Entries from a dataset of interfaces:
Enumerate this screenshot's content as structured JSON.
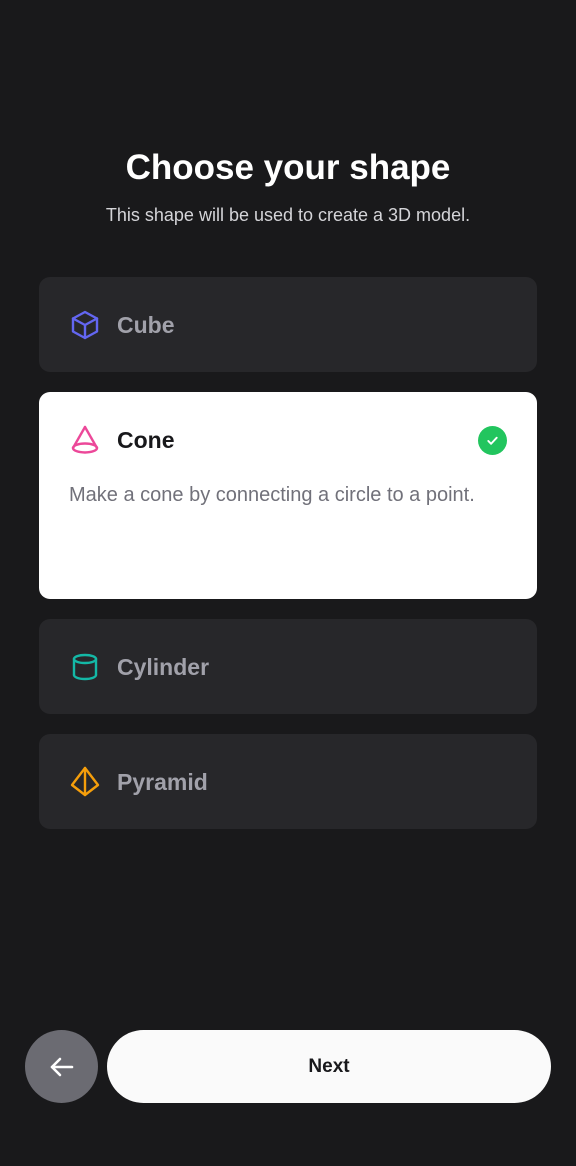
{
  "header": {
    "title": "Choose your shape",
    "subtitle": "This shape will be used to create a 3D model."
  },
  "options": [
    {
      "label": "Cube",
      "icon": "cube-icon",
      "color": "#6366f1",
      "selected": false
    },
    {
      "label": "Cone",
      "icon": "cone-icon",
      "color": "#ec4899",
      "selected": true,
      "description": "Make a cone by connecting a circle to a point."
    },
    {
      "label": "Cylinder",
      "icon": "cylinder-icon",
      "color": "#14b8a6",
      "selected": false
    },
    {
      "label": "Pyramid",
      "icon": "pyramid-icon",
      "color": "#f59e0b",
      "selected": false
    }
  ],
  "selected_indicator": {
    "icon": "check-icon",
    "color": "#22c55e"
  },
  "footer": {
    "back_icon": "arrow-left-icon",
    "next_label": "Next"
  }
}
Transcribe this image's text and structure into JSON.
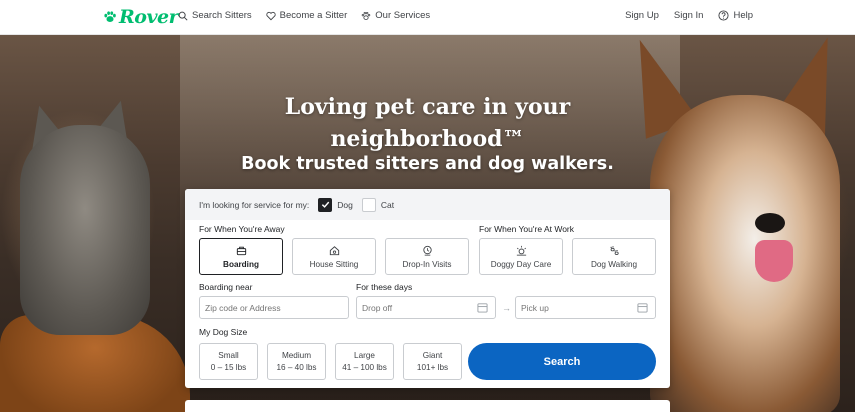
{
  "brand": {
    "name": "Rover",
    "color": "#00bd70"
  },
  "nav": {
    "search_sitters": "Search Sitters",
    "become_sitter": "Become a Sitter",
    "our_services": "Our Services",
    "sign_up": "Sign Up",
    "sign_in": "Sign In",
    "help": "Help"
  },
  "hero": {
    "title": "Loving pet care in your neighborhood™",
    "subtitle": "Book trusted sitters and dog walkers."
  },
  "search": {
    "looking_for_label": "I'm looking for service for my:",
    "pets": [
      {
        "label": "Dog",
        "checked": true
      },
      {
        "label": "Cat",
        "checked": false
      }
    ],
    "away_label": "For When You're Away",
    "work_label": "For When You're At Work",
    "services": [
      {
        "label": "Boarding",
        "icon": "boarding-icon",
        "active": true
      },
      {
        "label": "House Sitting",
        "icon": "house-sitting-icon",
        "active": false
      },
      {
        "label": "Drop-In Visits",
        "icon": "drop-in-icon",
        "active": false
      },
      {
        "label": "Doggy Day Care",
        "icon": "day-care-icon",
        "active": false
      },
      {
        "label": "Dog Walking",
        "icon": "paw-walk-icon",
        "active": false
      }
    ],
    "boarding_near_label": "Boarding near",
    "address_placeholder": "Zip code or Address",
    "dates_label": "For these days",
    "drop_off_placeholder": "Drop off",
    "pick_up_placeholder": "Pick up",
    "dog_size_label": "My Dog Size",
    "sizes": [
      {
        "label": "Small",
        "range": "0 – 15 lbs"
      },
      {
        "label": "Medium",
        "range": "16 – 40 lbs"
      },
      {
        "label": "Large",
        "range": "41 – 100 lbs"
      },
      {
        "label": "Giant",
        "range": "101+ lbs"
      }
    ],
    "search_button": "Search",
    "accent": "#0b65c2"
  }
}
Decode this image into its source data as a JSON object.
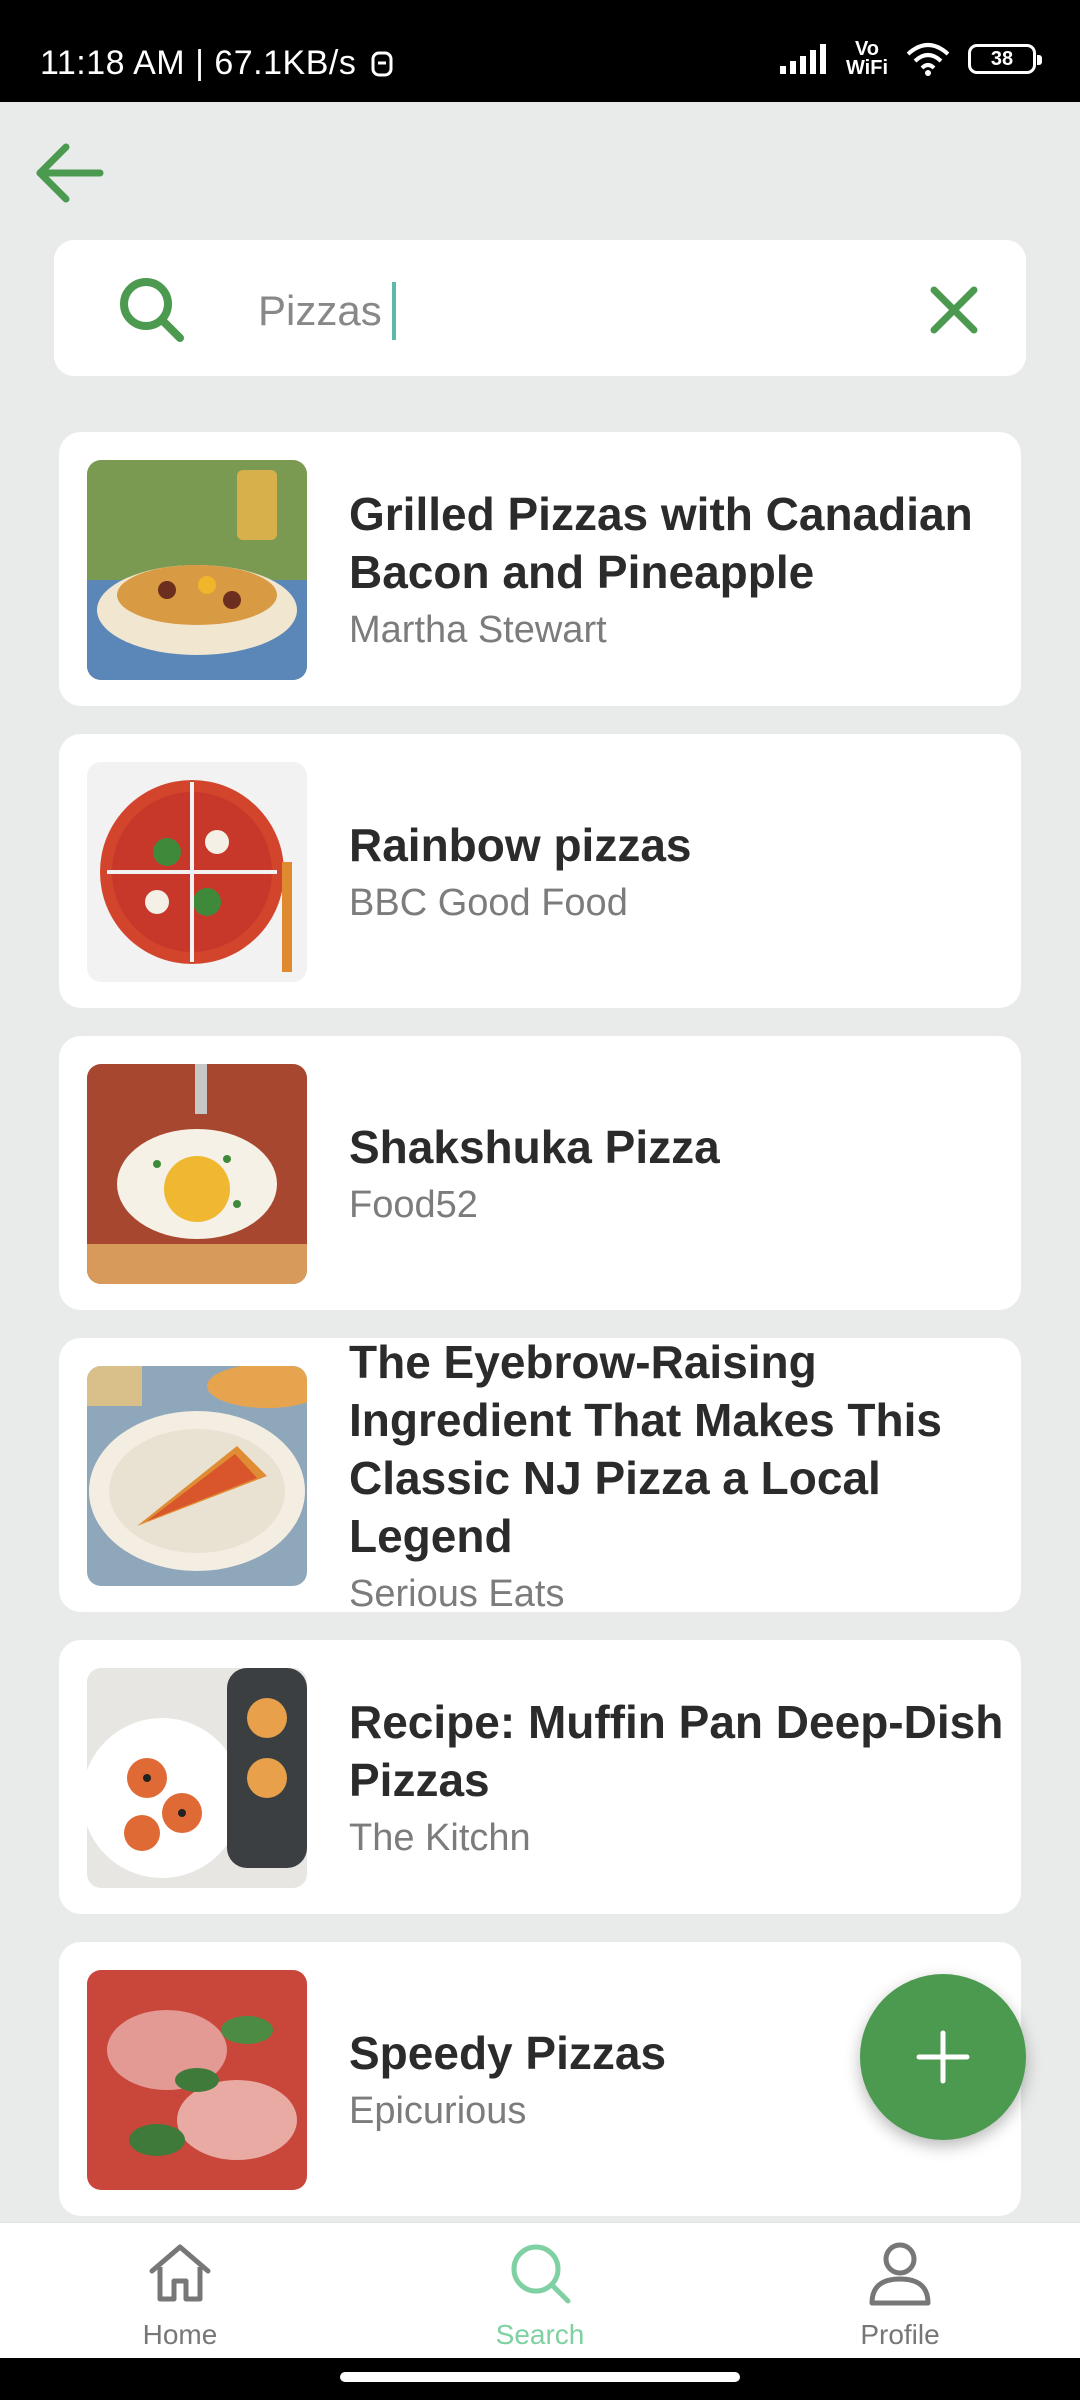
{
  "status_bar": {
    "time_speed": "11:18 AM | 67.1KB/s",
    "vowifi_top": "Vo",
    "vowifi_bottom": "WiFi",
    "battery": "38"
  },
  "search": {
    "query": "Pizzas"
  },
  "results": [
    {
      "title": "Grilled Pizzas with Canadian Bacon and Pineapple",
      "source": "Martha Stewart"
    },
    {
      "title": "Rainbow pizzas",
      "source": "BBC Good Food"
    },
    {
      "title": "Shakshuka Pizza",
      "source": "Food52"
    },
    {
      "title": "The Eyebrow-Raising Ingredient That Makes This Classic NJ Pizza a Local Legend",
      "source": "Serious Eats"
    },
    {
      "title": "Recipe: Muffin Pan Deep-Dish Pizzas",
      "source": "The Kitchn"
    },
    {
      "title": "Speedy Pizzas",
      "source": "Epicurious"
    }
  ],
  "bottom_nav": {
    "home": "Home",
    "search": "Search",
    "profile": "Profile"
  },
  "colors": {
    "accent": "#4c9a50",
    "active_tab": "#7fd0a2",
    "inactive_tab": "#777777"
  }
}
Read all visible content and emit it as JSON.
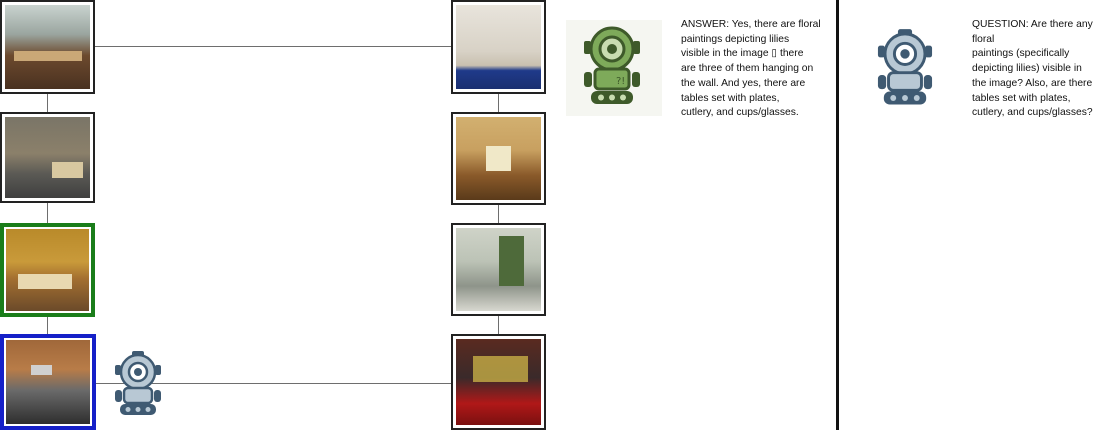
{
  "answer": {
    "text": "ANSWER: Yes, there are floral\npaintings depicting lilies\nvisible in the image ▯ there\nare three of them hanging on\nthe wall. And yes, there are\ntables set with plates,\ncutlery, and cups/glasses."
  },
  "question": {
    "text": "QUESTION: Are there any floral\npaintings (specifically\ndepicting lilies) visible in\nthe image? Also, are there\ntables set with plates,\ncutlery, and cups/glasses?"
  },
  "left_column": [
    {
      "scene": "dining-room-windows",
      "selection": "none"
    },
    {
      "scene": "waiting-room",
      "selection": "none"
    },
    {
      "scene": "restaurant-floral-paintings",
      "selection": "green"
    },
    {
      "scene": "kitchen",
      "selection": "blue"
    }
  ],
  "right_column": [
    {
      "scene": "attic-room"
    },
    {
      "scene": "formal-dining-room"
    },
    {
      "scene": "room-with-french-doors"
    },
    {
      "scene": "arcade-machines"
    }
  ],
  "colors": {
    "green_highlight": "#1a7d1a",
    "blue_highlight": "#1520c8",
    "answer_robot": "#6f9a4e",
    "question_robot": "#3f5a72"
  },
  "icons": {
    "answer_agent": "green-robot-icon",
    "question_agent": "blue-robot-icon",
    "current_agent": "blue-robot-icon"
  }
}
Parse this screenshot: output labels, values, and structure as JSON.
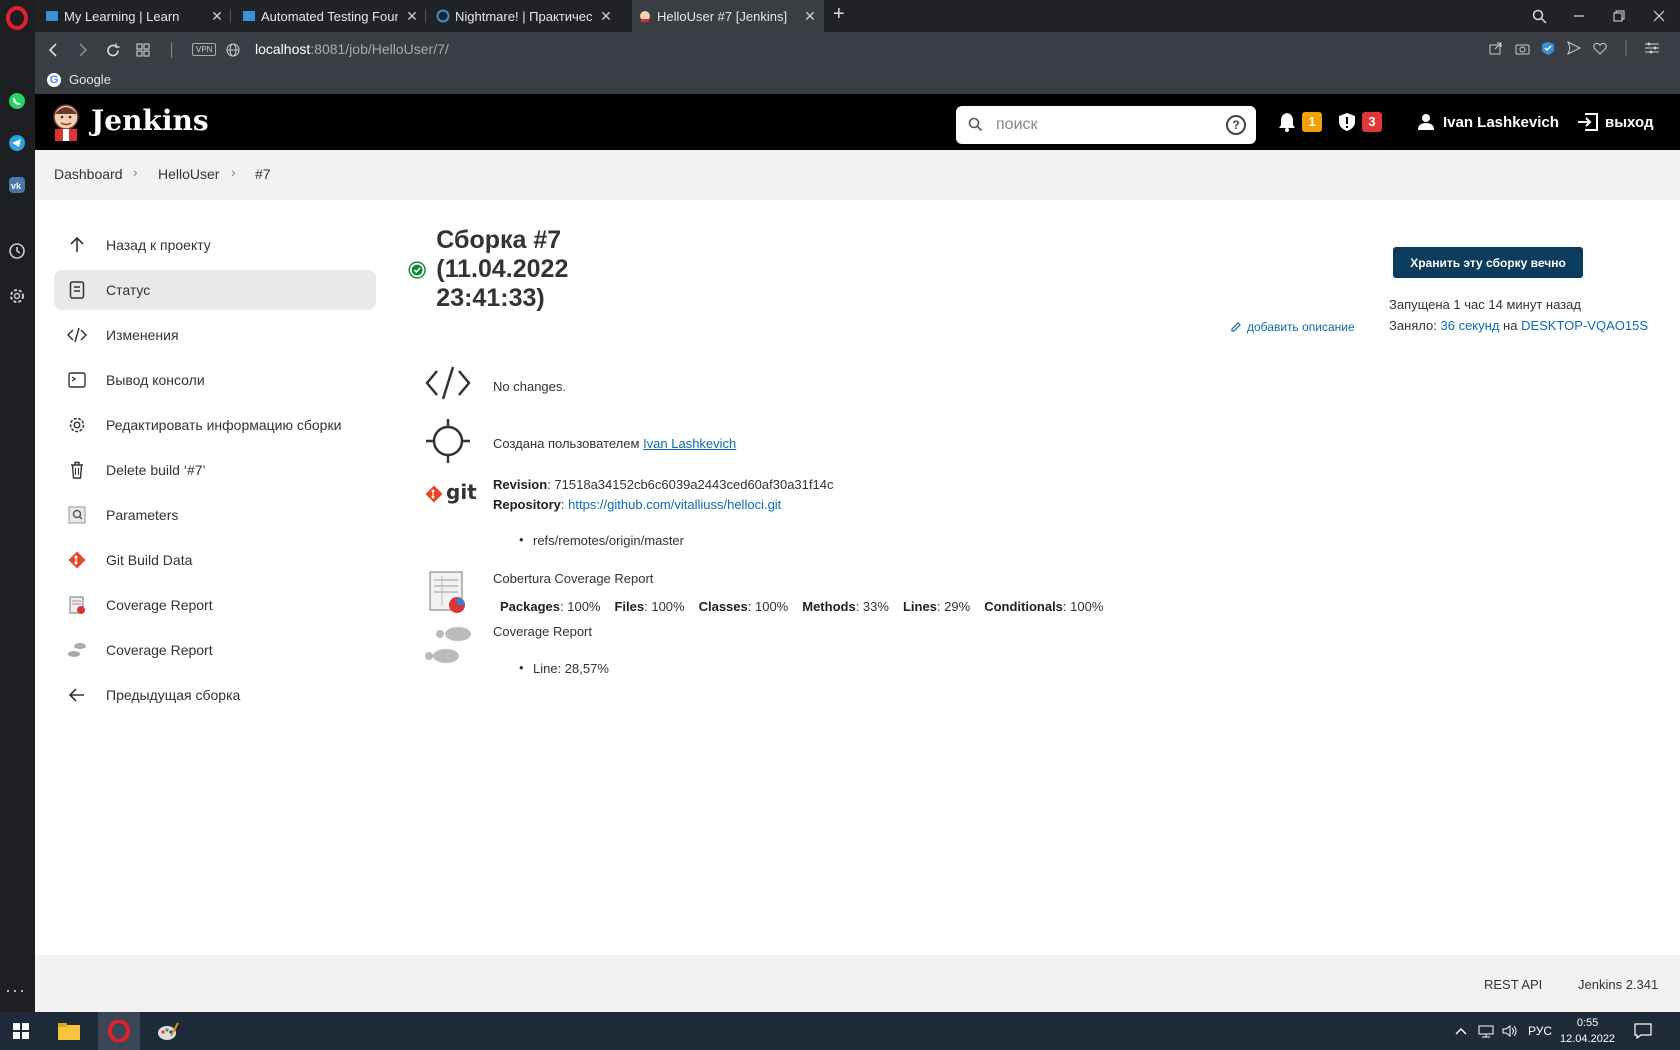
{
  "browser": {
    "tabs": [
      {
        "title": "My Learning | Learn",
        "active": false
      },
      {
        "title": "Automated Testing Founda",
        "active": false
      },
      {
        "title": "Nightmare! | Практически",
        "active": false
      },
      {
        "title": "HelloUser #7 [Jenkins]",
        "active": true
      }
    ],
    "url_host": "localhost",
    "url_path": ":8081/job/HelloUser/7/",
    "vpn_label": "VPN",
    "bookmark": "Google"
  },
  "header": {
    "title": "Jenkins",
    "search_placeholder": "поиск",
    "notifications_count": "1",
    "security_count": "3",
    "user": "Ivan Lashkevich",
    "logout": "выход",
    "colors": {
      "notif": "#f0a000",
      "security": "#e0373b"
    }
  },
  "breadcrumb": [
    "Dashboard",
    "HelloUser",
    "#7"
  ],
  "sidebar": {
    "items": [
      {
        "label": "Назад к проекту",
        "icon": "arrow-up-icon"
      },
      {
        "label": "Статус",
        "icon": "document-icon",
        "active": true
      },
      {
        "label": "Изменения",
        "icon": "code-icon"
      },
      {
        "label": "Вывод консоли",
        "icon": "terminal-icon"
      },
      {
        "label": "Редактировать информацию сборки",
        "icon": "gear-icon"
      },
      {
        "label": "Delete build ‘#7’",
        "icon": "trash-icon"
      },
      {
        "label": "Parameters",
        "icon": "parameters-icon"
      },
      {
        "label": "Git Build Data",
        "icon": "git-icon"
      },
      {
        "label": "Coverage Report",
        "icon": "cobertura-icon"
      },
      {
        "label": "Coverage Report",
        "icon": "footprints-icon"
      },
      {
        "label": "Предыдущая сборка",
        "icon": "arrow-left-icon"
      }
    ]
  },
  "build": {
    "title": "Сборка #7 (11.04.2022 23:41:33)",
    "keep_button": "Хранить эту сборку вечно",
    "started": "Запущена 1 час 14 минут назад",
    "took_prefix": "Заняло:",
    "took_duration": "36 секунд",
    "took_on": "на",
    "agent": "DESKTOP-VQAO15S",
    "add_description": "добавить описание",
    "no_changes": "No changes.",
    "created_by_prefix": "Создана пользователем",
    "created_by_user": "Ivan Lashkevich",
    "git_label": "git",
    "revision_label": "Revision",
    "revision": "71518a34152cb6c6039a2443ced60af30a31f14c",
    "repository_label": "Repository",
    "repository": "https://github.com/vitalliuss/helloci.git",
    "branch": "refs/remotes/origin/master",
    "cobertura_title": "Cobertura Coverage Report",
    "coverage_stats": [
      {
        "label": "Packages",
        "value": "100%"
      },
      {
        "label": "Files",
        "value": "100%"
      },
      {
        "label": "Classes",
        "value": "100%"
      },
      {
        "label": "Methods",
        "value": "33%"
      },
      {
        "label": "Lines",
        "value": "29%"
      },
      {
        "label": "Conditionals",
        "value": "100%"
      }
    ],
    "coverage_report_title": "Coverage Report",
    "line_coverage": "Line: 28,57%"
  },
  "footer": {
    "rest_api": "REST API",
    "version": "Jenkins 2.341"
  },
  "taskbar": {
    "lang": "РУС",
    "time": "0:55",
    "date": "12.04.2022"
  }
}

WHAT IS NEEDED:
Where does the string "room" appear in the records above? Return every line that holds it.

OUTPUT FOR THIS TASK:
      "scene": "dining-room-windows",
      "scene": "waiting-room",
      "scene": "attic-room"
      "scene": "formal-dining-room"
      "scene": "room-with-french-doors"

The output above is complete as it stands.